To finish off the ruins I added a final contrast by painting black around all the edges and craters. I also sprayed black paint on the air vents and above some of the windows to mimic a sooted and burnt effect, as flames would burst out the windows and blacken the wall panels directly above when the building was on fire. If you have an airbrush this is also a perfect opportunity to create other burn marks like those of ricocheting blaster or laser shots in suitable places (look under the ‘R’ on the door in the first picture below). Thats it! At this step you can finish the base, put it on a table, and pat yourself on the shoulder for completing yet another projcet… Unless you want to level up your skills and give your beautiful bombed out ruins another 30 minutes of attention to make them stand out from the rest. Trust me, it’s worth it!
Step 6. Forging a narrative!
This is perhaps the most fun part of the process as this is where the scenery will really come to life and tell a story of it’s own! I printed out a set of fan made 40k propaganda posters in various sizes to decorate my set of ruins. After folding and wrinkling them a couple of times to show wear, I glued the posters around the walls and the interior of the buildings. As a final touch I placed some posters on the ground to give the impression of them being ripped down or just scattered by the wind. Trash paper tends to end up in corners or around other obstacles on the ground so make sure to take your time and find the perfect spots for these. The final touch was adding grass tufts (this is the best place to go for tufts!) around the bases and on top of some of the bits. This helps covering up rough joints and creates a natural overgrown feeling if you’re aiming for an aged look. As with the posters, this is also a way of incorporating spot colors and flavour to your terrain!

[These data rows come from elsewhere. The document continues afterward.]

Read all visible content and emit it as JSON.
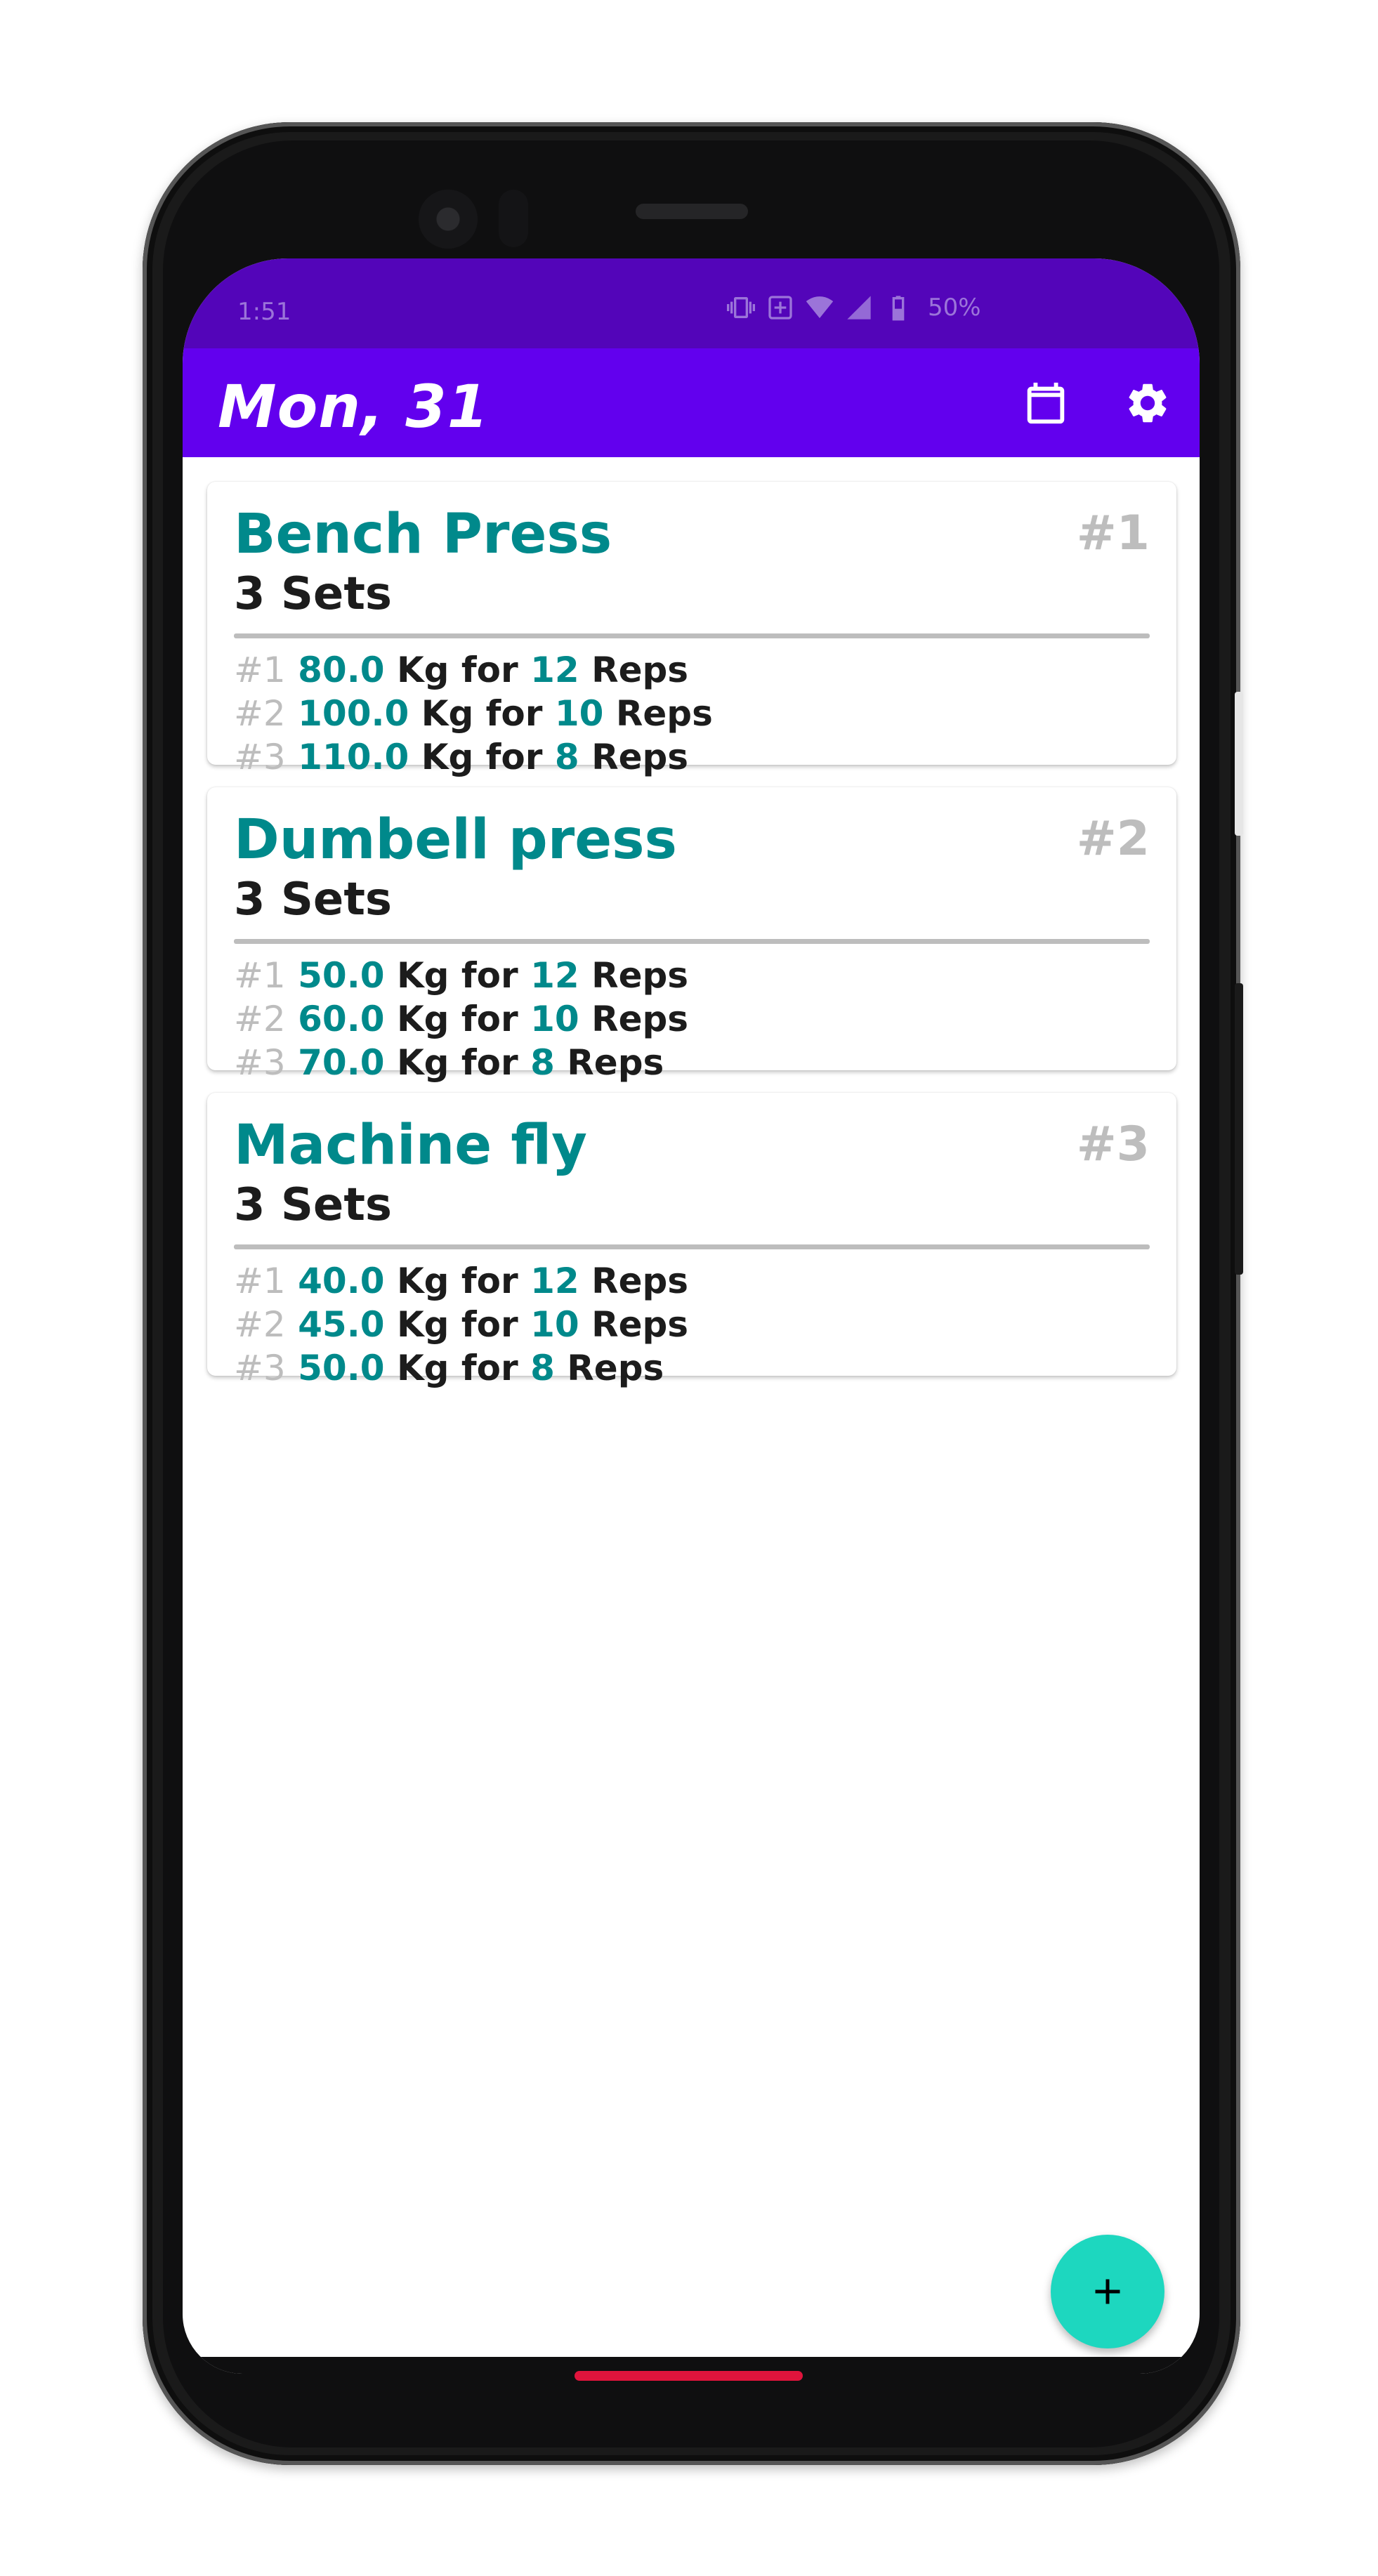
{
  "status_bar": {
    "time": "1:51",
    "icons": [
      "vibrate-icon",
      "data-saver-icon",
      "wifi-icon",
      "signal-icon",
      "battery-icon"
    ],
    "battery": "50%"
  },
  "app_bar": {
    "title": "Mon, 31",
    "actions": [
      "calendar-icon",
      "settings-icon"
    ],
    "color": "#6200ee"
  },
  "exercises": [
    {
      "name": "Bench Press",
      "index": "#1",
      "sets_label": "3 Sets",
      "sets": [
        {
          "num": "#1",
          "weight": "80.0",
          "unit": "Kg for",
          "reps": "12",
          "reps_label": "Reps"
        },
        {
          "num": "#2",
          "weight": "100.0",
          "unit": "Kg for",
          "reps": "10",
          "reps_label": "Reps"
        },
        {
          "num": "#3",
          "weight": "110.0",
          "unit": "Kg for",
          "reps": "8",
          "reps_label": "Reps"
        }
      ]
    },
    {
      "name": "Dumbell press",
      "index": "#2",
      "sets_label": "3 Sets",
      "sets": [
        {
          "num": "#1",
          "weight": "50.0",
          "unit": "Kg for",
          "reps": "12",
          "reps_label": "Reps"
        },
        {
          "num": "#2",
          "weight": "60.0",
          "unit": "Kg for",
          "reps": "10",
          "reps_label": "Reps"
        },
        {
          "num": "#3",
          "weight": "70.0",
          "unit": "Kg for",
          "reps": "8",
          "reps_label": "Reps"
        }
      ]
    },
    {
      "name": "Machine fly",
      "index": "#3",
      "sets_label": "3 Sets",
      "sets": [
        {
          "num": "#1",
          "weight": "40.0",
          "unit": "Kg for",
          "reps": "12",
          "reps_label": "Reps"
        },
        {
          "num": "#2",
          "weight": "45.0",
          "unit": "Kg for",
          "reps": "10",
          "reps_label": "Reps"
        },
        {
          "num": "#3",
          "weight": "50.0",
          "unit": "Kg for",
          "reps": "8",
          "reps_label": "Reps"
        }
      ]
    }
  ],
  "fab": {
    "icon": "plus-icon",
    "color": "#1dd7bf"
  },
  "colors": {
    "accent": "#00898b",
    "muted": "#bdbdbd",
    "statusbar": "#5305b9"
  }
}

At the end of the road
There you have it. Take a deep breath, relax, and look at what you just achieved. From building to priming and painting, I’ve shown that with a little knowledge and planning ahead you can improve your terrain-making skills tenfold! Because nobody should settle for empty beer cans and Pringles-pipes on the game table. If you liked this article please share it with your friends as it helps out a lot. Why not leave a little comment below and let me hear your thoughts?